Print all the data below exactly, without images.

━━━━━ Dataset ━━━━━

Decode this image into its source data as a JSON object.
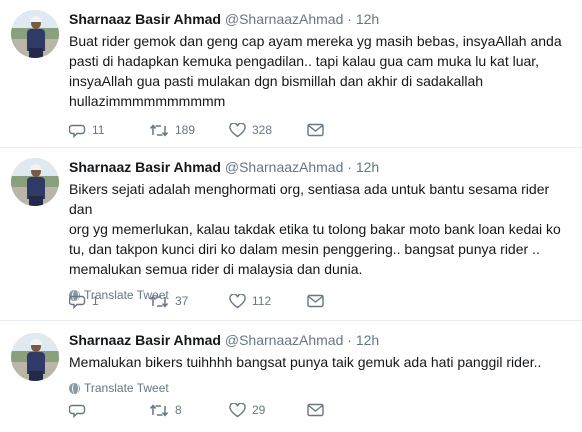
{
  "tweets": [
    {
      "name": "Sharnaaz Basir Ahmad",
      "handle": "@SharnaazAhmad",
      "separator": "·",
      "time": "12h",
      "lines": [
        "Buat rider gemok dan geng cap ayam mereka yg masih bebas, insyaAllah anda",
        "pasti di hadapkan kemuka pengadilan.. tapi kalau gua cam muka lu kat luar,",
        "insyaAllah gua pasti mulakan dgn bismillah dan akhir di sadakallah",
        "hullazimmmmmmmmmm"
      ],
      "replies": "11",
      "retweets": "189",
      "likes": "328"
    },
    {
      "name": "Sharnaaz Basir Ahmad",
      "handle": "@SharnaazAhmad",
      "separator": "·",
      "time": "12h",
      "lines": [
        "Bikers sejati adalah menghormati org, sentiasa ada untuk bantu sesama rider dan",
        "org yg memerlukan, kalau takdak etika tu tolong bakar moto bank loan kedai ko",
        "tu, dan takpon kunci diri ko dalam mesin penggering.. bangsat punya rider ..",
        "memalukan semua rider di malaysia dan dunia."
      ],
      "translate": "Translate Tweet",
      "replies": "1",
      "retweets": "37",
      "likes": "112"
    },
    {
      "name": "Sharnaaz Basir Ahmad",
      "handle": "@SharnaazAhmad",
      "separator": "·",
      "time": "12h",
      "lines": [
        "Memalukan bikers tuihhhh bangsat punya taik gemuk ada hati panggil rider.."
      ],
      "translate": "Translate Tweet",
      "replies": "",
      "retweets": "8",
      "likes": "29"
    }
  ],
  "icons": {
    "reply": "reply-icon",
    "retweet": "retweet-icon",
    "like": "heart-icon",
    "dm": "envelope-icon",
    "translate": "globe-icon"
  },
  "colors": {
    "icon": "#657786",
    "border": "#e6ecf0",
    "text": "#14171a"
  }
}
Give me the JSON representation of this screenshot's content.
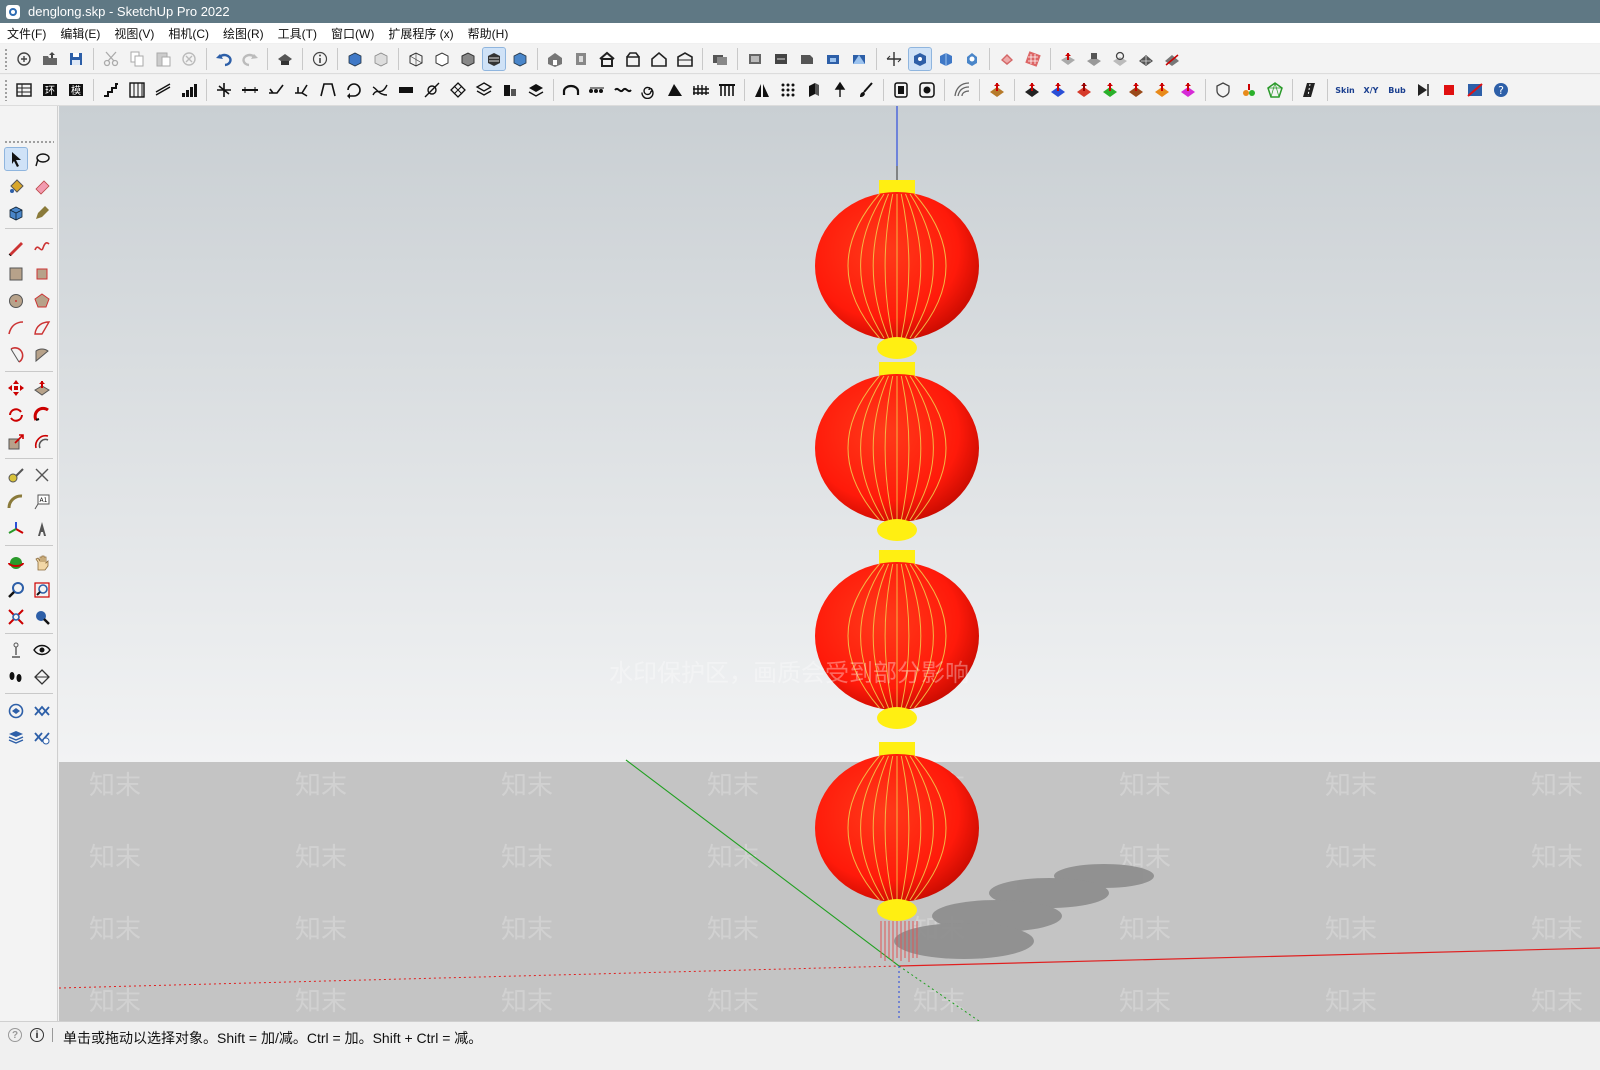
{
  "window": {
    "title": "denglong.skp - SketchUp Pro 2022"
  },
  "menubar": {
    "items": [
      "文件(F)",
      "编辑(E)",
      "视图(V)",
      "相机(C)",
      "绘图(R)",
      "工具(T)",
      "窗口(W)",
      "扩展程序 (x)",
      "帮助(H)"
    ]
  },
  "toolbar_labels": {
    "skin": "Skin",
    "xy": "X/Y",
    "bub": "Bub"
  },
  "viewport": {
    "sky_top": "#c9cfd3",
    "sky_bottom": "#f2f3f4",
    "ground": "#c4c4c4",
    "lantern_red": "#ff1a0a",
    "lantern_cap": "#ffef12",
    "lantern_count": 4,
    "watermark_line": "水印保护区，画质会受到部分影响",
    "watermark_brand": "知末"
  },
  "status": {
    "message": "单击或拖动以选择对象。Shift = 加/减。Ctrl = 加。Shift + Ctrl = 减。",
    "icon_hint": "?",
    "icon_info": "i"
  },
  "colors": {
    "titlebar": "#5f7884",
    "active_tool": "#cfe2f7"
  }
}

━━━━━

◆ Response ◆
Decode this image into its source data as a JSON object.
{
  "tweets": [
    {
      "name": "Sharnaaz Basir Ahmad",
      "handle": "@SharnaazAhmad",
      "separator": "·",
      "time": "12h",
      "lines": [
        "Buat rider gemok dan geng cap ayam mereka yg masih bebas, insyaAllah anda",
        "pasti di hadapkan kemuka pengadilan.. tapi kalau gua cam muka lu kat luar,",
        "insyaAllah gua pasti mulakan dgn bismillah dan akhir di sadakallah",
        "hullazimmmmmmmmmm"
      ],
      "replies": "11",
      "retweets": "189",
      "likes": "328"
    },
    {
      "name": "Sharnaaz Basir Ahmad",
      "handle": "@SharnaazAhmad",
      "separator": "·",
      "time": "12h",
      "lines": [
        "Bikers sejati adalah menghormati org, sentiasa ada untuk bantu sesama rider dan",
        "org yg memerlukan, kalau takdak etika tu tolong bakar moto bank loan kedai ko",
        "tu, dan takpon kunci diri ko dalam mesin penggering.. bangsat punya rider ..",
        "memalukan semua rider di malaysia dan dunia."
      ],
      "translate": "Translate Tweet",
      "replies": "1",
      "retweets": "37",
      "likes": "112"
    },
    {
      "name": "Sharnaaz Basir Ahmad",
      "handle": "@SharnaazAhmad",
      "separator": "·",
      "time": "12h",
      "lines": [
        "Memalukan bikers tuihhhh bangsat punya taik gemuk ada hati panggil rider.."
      ],
      "translate": "Translate Tweet",
      "replies": "",
      "retweets": "8",
      "likes": "29"
    }
  ],
  "icons": {
    "reply": "reply-icon",
    "retweet": "retweet-icon",
    "like": "heart-icon",
    "dm": "envelope-icon",
    "translate": "globe-icon"
  },
  "colors": {
    "icon": "#657786",
    "border": "#e6ecf0",
    "text": "#14171a"
  }
}
Give me the JSON representation of this screenshot's content.
{
  "window": {
    "title": "denglong.skp - SketchUp Pro 2022"
  },
  "menubar": {
    "items": [
      "文件(F)",
      "编辑(E)",
      "视图(V)",
      "相机(C)",
      "绘图(R)",
      "工具(T)",
      "窗口(W)",
      "扩展程序 (x)",
      "帮助(H)"
    ]
  },
  "toolbar_labels": {
    "skin": "Skin",
    "xy": "X/Y",
    "bub": "Bub"
  },
  "viewport": {
    "sky_top": "#c9cfd3",
    "sky_bottom": "#f2f3f4",
    "ground": "#c4c4c4",
    "lantern_red": "#ff1a0a",
    "lantern_cap": "#ffef12",
    "lantern_count": 4,
    "watermark_line": "水印保护区，画质会受到部分影响",
    "watermark_brand": "知末"
  },
  "status": {
    "message": "单击或拖动以选择对象。Shift = 加/减。Ctrl = 加。Shift + Ctrl = 减。",
    "icon_hint": "?",
    "icon_info": "i"
  },
  "colors": {
    "titlebar": "#5f7884",
    "active_tool": "#cfe2f7"
  }
}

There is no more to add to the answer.